In addition, higher energy costs have implications for access to technologies considered an important part of economic development. Figure 2 highlights starkly the lack of access to modern energy for many poor households in developing countries. For example, less than half of households in sub-Saharan Africa had access to electricity in 2019 and very few households have their own motor vehicle (there were just 26 vehicles per 1,000 residents as of 2015, for example). This points to another risk of carbon pricing in developing countries: the widespread use of fuel sources such as firewood, which can be locally sourced and would be outside the scope of taxation. If carbon prices prompted substitution towards such fuel sources, the impact on carbon emissions would be blunted, while also bringing other, more localised environmental costs.
These two related concerns relate to potential challenges for the political economy of these types of reforms, which are less specific to developing country contexts. Increasing the cost of fuel and energy is often a risky political proposition; indeed, many countries continue to subsidise fossil fuels, let alone pricing their carbon content. While strategies for successful reform will be context-specific, setting out a clear reform path in advance with an effective public information campaign – including credible expenditure-side commitments – can be important components of reform packages.

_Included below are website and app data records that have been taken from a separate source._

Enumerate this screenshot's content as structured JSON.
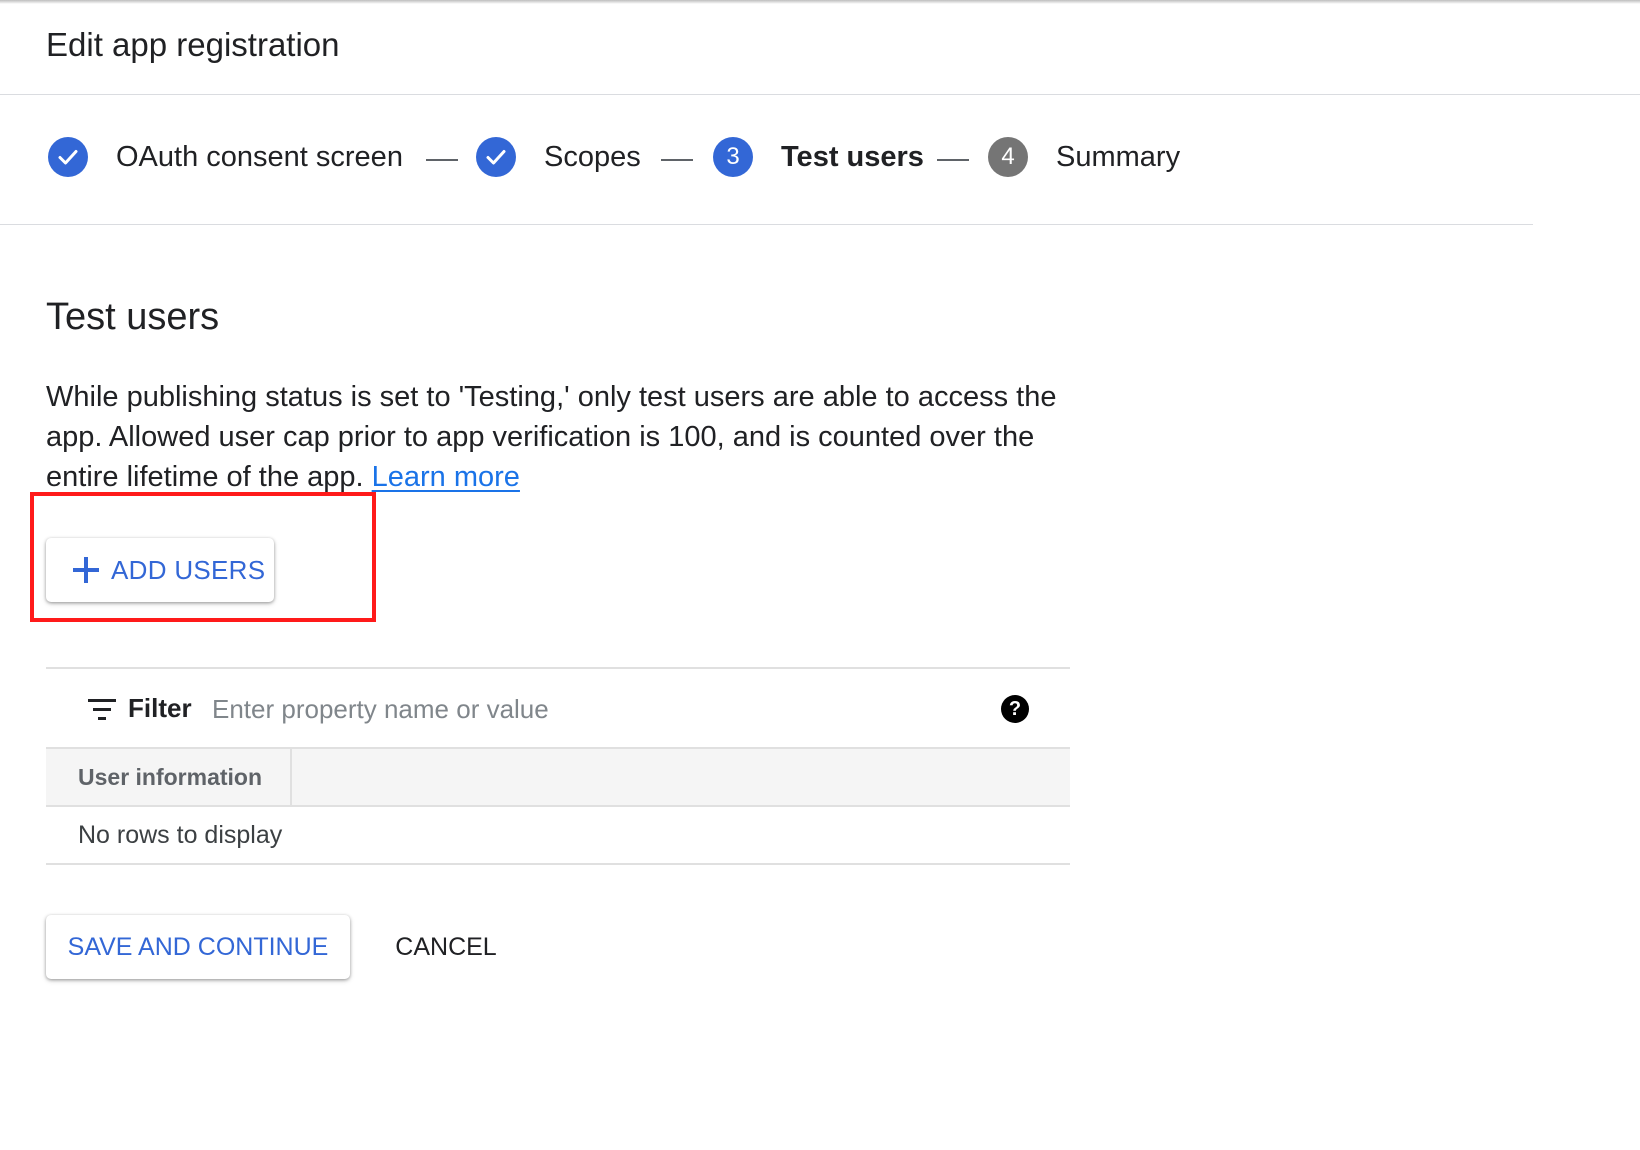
{
  "header": {
    "title": "Edit app registration"
  },
  "stepper": {
    "steps": [
      {
        "label": "OAuth consent screen",
        "state": "done",
        "marker": ""
      },
      {
        "label": "Scopes",
        "state": "done",
        "marker": ""
      },
      {
        "label": "Test users",
        "state": "active",
        "marker": "3"
      },
      {
        "label": "Summary",
        "state": "pending",
        "marker": "4"
      }
    ]
  },
  "section": {
    "title": "Test users",
    "description": "While publishing status is set to 'Testing,' only test users are able to access the app. Allowed user cap prior to app verification is 100, and is counted over the entire lifetime of the app.",
    "learn_more": "Learn more"
  },
  "add_users": {
    "label": "ADD USERS",
    "icon": "plus-icon"
  },
  "filter": {
    "label": "Filter",
    "placeholder": "Enter property name or value",
    "value": "",
    "help_icon": "?"
  },
  "table": {
    "columns": [
      "User information"
    ],
    "empty_message": "No rows to display"
  },
  "actions": {
    "save_label": "SAVE AND CONTINUE",
    "cancel_label": "CANCEL"
  },
  "colors": {
    "accent": "#3367d6",
    "link": "#1a73e8",
    "pending_step": "#757575",
    "highlight": "#ff1a1a"
  }
}
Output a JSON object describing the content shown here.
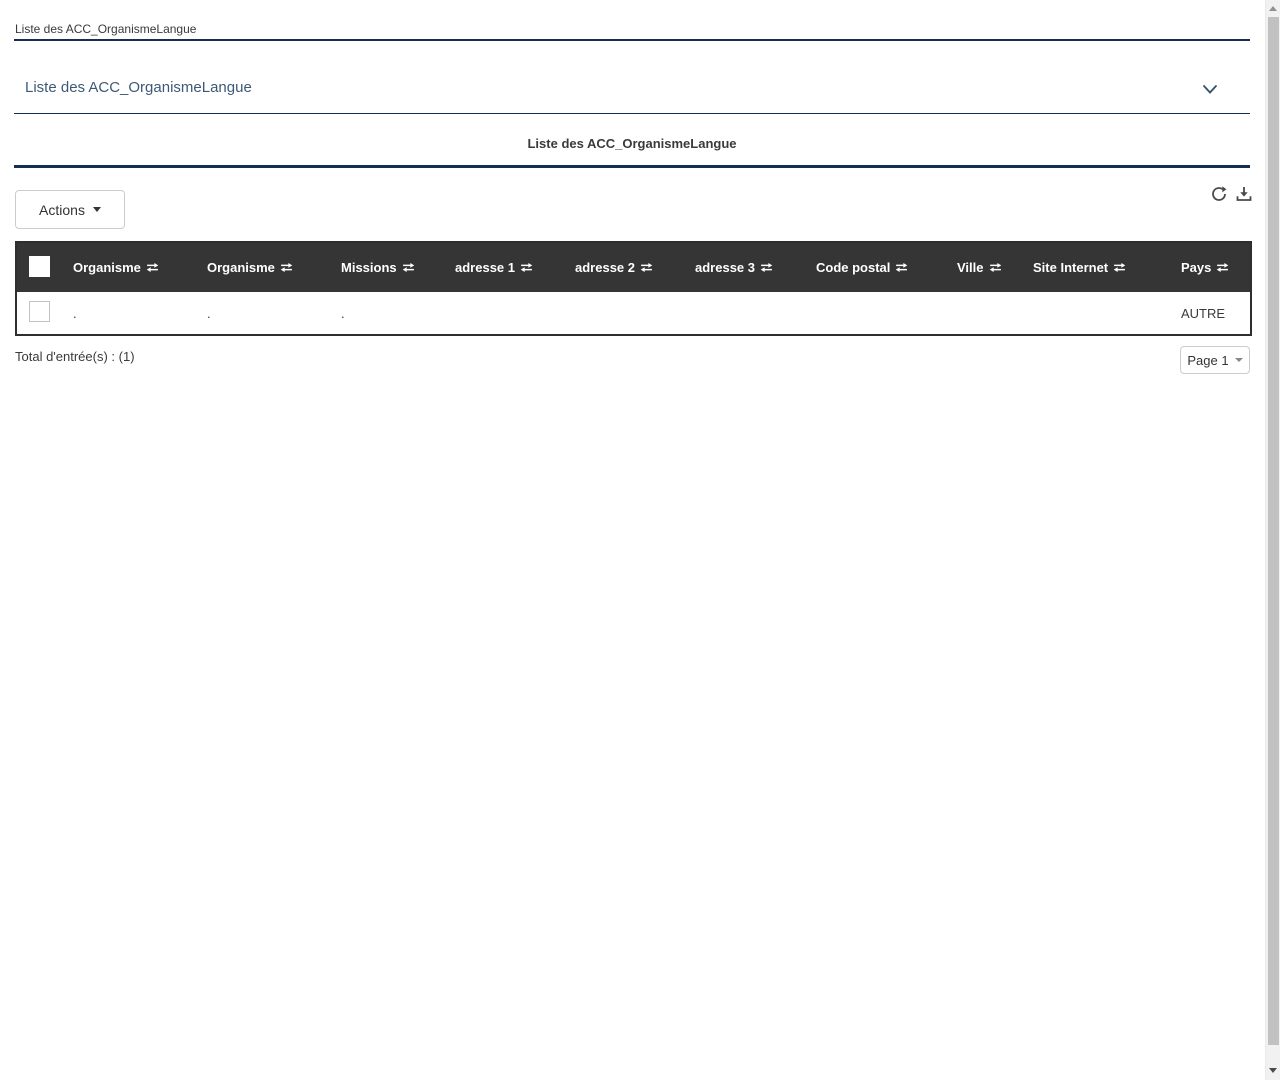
{
  "header": {
    "breadcrumb": "Liste des ACC_OrganismeLangue"
  },
  "panel": {
    "title": "Liste des ACC_OrganismeLangue",
    "chevron_icon": "chevron-down"
  },
  "section": {
    "title": "Liste des ACC_OrganismeLangue"
  },
  "toolbar": {
    "actions_label": "Actions",
    "icons": [
      "refresh-icon",
      "download-icon"
    ]
  },
  "table": {
    "columns": [
      "Organisme",
      "Organisme",
      "Missions",
      "adresse 1",
      "adresse 2",
      "adresse 3",
      "Code postal",
      "Ville",
      "Site Internet",
      "Pays"
    ],
    "sort_icon": "sort-exchange-icon",
    "rows": [
      {
        "cells": [
          ".",
          ".",
          ".",
          "",
          "",
          "",
          "",
          "",
          "",
          "AUTRE"
        ]
      }
    ]
  },
  "footer": {
    "total_label": "Total d'entrée(s) : (1)",
    "page_label": "Page 1"
  },
  "colors": {
    "accent_navy": "#132f52",
    "table_header_bg": "#353535",
    "panel_title_text": "#3c5a76",
    "body_text": "#3a3a3a",
    "button_border": "#cccccc",
    "scrollbar_thumb": "#c1c1c1"
  }
}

Finally, concerns about international competitiveness are crucial. Global carbon prices would address this problem, but in the absence of such an agreement developing countries may rightly be wary of pursuing unilateral action, which would do little to address climate change as a whole while making domestic producers selling tradable goods less competitive – unless a comprehensive policy of adjusted carbon tariffs on imports and rebates on exports could be implemented, which is unlikely. The complexity of the EU’s proposals to apply adjusted carbon tariffs on imports highlights the scale of this challenge.
Global carbon pricing would be hugely beneficial for the developing world. The costs of climate change would be disproportionately borne by poorer countries; equivalently, the benefits from reducing carbon emissions would be greater too. A coordinated international approach to pricing carbon would be a huge step towards achieving this goal but even aside from this, taxing carbon offers a progressive way of raising tax revenue in developing countries. The crucial thing with any such reforms will be to ensure that mitigating measures are considered in parallel – to compensate poor households, invest in energy access, and address international competitiveness, if necessary.
 Calculation is based on production-based CO2e and so does not adjust for trade, and uses an exchange rate of 0.21 USD per Ghanaian Cedi.